Height of the gullet The saddle should provide adequate clearance for the spine and withers. Just as an athlete cannot perform their best if they have shoes that do not fit, even excellent riders have a difficult time riding well in a poorly balanced or ill-fitting saddle.
Therefore, it is best to find a model that is comfortable and allows the rider to easily maintain the correct position. However, seat measurement is not a hard and fast way to determine if a saddle will fit a given rider.
Length of thigh often plays a greater role in selecting a proper seat size than does rider weight or hip width. As a rough rule of thumb, sizes 16½ and below (19" for Saddle Seat) are generally for youth riders and smaller women.
18 inch saddles are the most common size for adult men and larger women. Pommel/Castle height : the castle should be slightly higher than the pommel, so the seat is not too far back (which would tip the rider backward and force the lower legs forward).

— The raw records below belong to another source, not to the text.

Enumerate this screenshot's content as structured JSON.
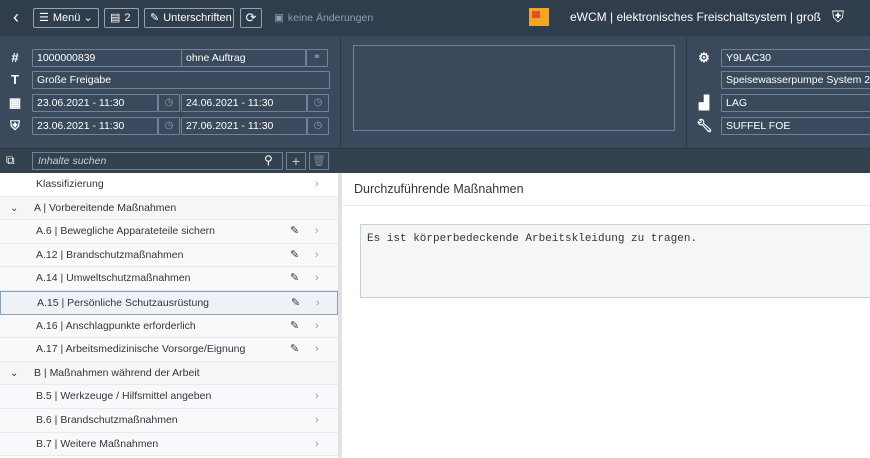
{
  "toolbar": {
    "back_icon": "chevron-left-icon",
    "menu_label": "Menü",
    "count_label": "2",
    "signatures_label": "Unterschriften",
    "no_changes_label": "keine Änderungen",
    "app_title": "eWCM | elektronisches Freischaltsystem | groß"
  },
  "header": {
    "order_number": "1000000839",
    "order_status": "ohne Auftrag",
    "title": "Große Freigabe",
    "date_row1_start": "23.06.2021 - 11:30",
    "date_row1_end": "24.06.2021 - 11:30",
    "date_row2_start": "23.06.2021 - 11:30",
    "date_row2_end": "27.06.2021 - 11:30",
    "equipment_id": "Y9LAC30",
    "equipment_name": "Speisewasserpumpe System 2",
    "location": "LAG",
    "technician": "SUFFEL FOE"
  },
  "search": {
    "placeholder": "Inhalte suchen"
  },
  "list": {
    "items": [
      {
        "label": "Klassifizierung",
        "kind": "top"
      },
      {
        "label": "A | Vorbereitende Maßnahmen",
        "kind": "group"
      },
      {
        "label": "A.6 | Bewegliche Apparateteile sichern",
        "kind": "sub"
      },
      {
        "label": "A.12 | Brandschutzmaßnahmen",
        "kind": "sub"
      },
      {
        "label": "A.14 | Umweltschutzmaßnahmen",
        "kind": "sub"
      },
      {
        "label": "A.15 | Persönliche Schutzausrüstung",
        "kind": "sub",
        "selected": true
      },
      {
        "label": "A.16 | Anschlagpunkte erforderlich",
        "kind": "sub"
      },
      {
        "label": "A.17 | Arbeitsmedizinische Vorsorge/Eignung",
        "kind": "sub"
      },
      {
        "label": "B | Maßnahmen während der Arbeit",
        "kind": "group"
      },
      {
        "label": "B.5 | Werkzeuge / Hilfsmittel angeben",
        "kind": "sub"
      },
      {
        "label": "B.6 | Brandschutzmaßnahmen",
        "kind": "sub"
      },
      {
        "label": "B.7 | Weitere Maßnahmen",
        "kind": "sub"
      }
    ]
  },
  "content": {
    "title": "Durchzuführende Maßnahmen",
    "text": "Es ist körperbedeckende Arbeitskleidung zu tragen."
  },
  "colors": {
    "toolbar_bg": "#2f3d4d",
    "header_bg": "#3a4a5c",
    "logo_orange": "#f3a623",
    "logo_red": "#e05024"
  }
}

Some saddle twists are designed more for the pelvic structure of men than for women and thus may be uncomfortable for the other gender. Long term, poor saddle fit may cause multiple back problems for the horse.
Horses may also lose muscle tone from traveling with a hollowed back, leading to increased risk of Lords (“swayback”), kissing spines, or pinched nerves. For riders, spending long hours in a poorly fitting saddle may result in lower back pain as a consequence of incorrect pelvic angle.
Saddles that are too small may also cause discomfort if the rider's seat is pushed into contact with the pommel. Sore back or “cold” back Hollowing of the back, raising the head, and tensing the jaw against the bit while under saddle General stiffness or one-sidedness, shown by a reluctance to take one lead over the other at the canter or reluctance to turn in one or both directions Shortness of stride Unwillingness to work, including “napping” or “balking” (refusal to go forward), Bucking, rearing, bolting, or overall sour attitude Uneven wear on the hooves Reluctance to be saddled, exhibited by fidgeting, tooth grinding, biting or kicking).
Intermittent or unexplained lameness Uneven sweat or dirt pattern under the saddle after a workout, particularly dry spots in an area that should normally be sweaty. For example, two dry spots just behind the withers on either side of the back are indicative of either excess pressure causing reduced circulation.
Riding with a white cloth under the saddle is used as a diagnostic tool to make uneven patterns more visible. The hair may become sweaty, but shouldn't be roughed up to the point it lays sideways or backwards to its direction of growth.
Other countries that produce fine English saddles are Ireland, France, Germany, Australia, Italy, Switzerland, Canada and the United States. Argentina produces many English saddles, particularly for the polo market, as well as many brands that are in the mid-range of prices for other disciplines.
The least expensive saddles are usually manufactured in India and can vary tremendously in quality of both workmanship and leather.